(Page and application data records)
┌────────
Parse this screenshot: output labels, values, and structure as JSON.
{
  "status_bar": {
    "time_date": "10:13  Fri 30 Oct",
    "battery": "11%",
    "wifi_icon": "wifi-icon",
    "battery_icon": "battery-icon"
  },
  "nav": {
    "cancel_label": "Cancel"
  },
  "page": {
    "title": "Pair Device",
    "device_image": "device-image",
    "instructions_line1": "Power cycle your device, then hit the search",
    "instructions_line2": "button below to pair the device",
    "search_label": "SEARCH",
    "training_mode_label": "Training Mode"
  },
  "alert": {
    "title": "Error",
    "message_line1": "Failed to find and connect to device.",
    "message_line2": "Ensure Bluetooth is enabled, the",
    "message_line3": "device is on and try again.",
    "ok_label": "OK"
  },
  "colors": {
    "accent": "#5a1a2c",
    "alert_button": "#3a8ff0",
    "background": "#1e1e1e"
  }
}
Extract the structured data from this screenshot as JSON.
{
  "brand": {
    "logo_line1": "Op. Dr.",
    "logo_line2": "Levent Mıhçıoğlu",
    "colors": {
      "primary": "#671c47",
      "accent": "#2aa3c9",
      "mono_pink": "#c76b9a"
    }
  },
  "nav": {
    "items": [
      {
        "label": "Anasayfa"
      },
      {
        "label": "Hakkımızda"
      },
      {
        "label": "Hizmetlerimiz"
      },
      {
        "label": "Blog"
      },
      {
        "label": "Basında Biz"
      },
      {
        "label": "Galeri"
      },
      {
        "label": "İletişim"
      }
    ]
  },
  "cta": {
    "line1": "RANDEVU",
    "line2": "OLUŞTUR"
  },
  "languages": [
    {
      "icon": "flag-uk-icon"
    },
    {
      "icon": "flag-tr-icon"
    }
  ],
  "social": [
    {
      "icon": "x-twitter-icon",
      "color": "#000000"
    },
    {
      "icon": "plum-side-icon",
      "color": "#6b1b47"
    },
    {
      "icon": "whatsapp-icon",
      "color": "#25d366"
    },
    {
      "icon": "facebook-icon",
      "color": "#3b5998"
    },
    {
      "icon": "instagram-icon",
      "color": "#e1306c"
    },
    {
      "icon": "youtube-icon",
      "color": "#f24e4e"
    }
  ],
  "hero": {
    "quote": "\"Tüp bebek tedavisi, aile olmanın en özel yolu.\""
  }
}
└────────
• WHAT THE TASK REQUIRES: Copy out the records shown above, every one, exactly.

• PROBLEM SOLUTION:
Parse this screenshot: output labels, values, and structure as JSON.
{
  "status_bar": {
    "time_date": "10:13  Fri 30 Oct",
    "battery": "11%",
    "wifi_icon": "wifi-icon",
    "battery_icon": "battery-icon"
  },
  "nav": {
    "cancel_label": "Cancel"
  },
  "page": {
    "title": "Pair Device",
    "device_image": "device-image",
    "instructions_line1": "Power cycle your device, then hit the search",
    "instructions_line2": "button below to pair the device",
    "search_label": "SEARCH",
    "training_mode_label": "Training Mode"
  },
  "alert": {
    "title": "Error",
    "message_line1": "Failed to find and connect to device.",
    "message_line2": "Ensure Bluetooth is enabled, the",
    "message_line3": "device is on and try again.",
    "ok_label": "OK"
  },
  "colors": {
    "accent": "#5a1a2c",
    "alert_button": "#3a8ff0",
    "background": "#1e1e1e"
  }
}
Extract the structured data from this screenshot as JSON.
{
  "brand": {
    "logo_line1": "Op. Dr.",
    "logo_line2": "Levent Mıhçıoğlu",
    "colors": {
      "primary": "#671c47",
      "accent": "#2aa3c9",
      "mono_pink": "#c76b9a"
    }
  },
  "nav": {
    "items": [
      {
        "label": "Anasayfa"
      },
      {
        "label": "Hakkımızda"
      },
      {
        "label": "Hizmetlerimiz"
      },
      {
        "label": "Blog"
      },
      {
        "label": "Basında Biz"
      },
      {
        "label": "Galeri"
      },
      {
        "label": "İletişim"
      }
    ]
  },
  "cta": {
    "line1": "RANDEVU",
    "line2": "OLUŞTUR"
  },
  "languages": [
    {
      "icon": "flag-uk-icon"
    },
    {
      "icon": "flag-tr-icon"
    }
  ],
  "social": [
    {
      "icon": "x-twitter-icon",
      "color": "#000000"
    },
    {
      "icon": "plum-side-icon",
      "color": "#6b1b47"
    },
    {
      "icon": "whatsapp-icon",
      "color": "#25d366"
    },
    {
      "icon": "facebook-icon",
      "color": "#3b5998"
    },
    {
      "icon": "instagram-icon",
      "color": "#e1306c"
    },
    {
      "icon": "youtube-icon",
      "color": "#f24e4e"
    }
  ],
  "hero": {
    "quote": "\"Tüp bebek tedavisi, aile olmanın en özel yolu.\""
  }
}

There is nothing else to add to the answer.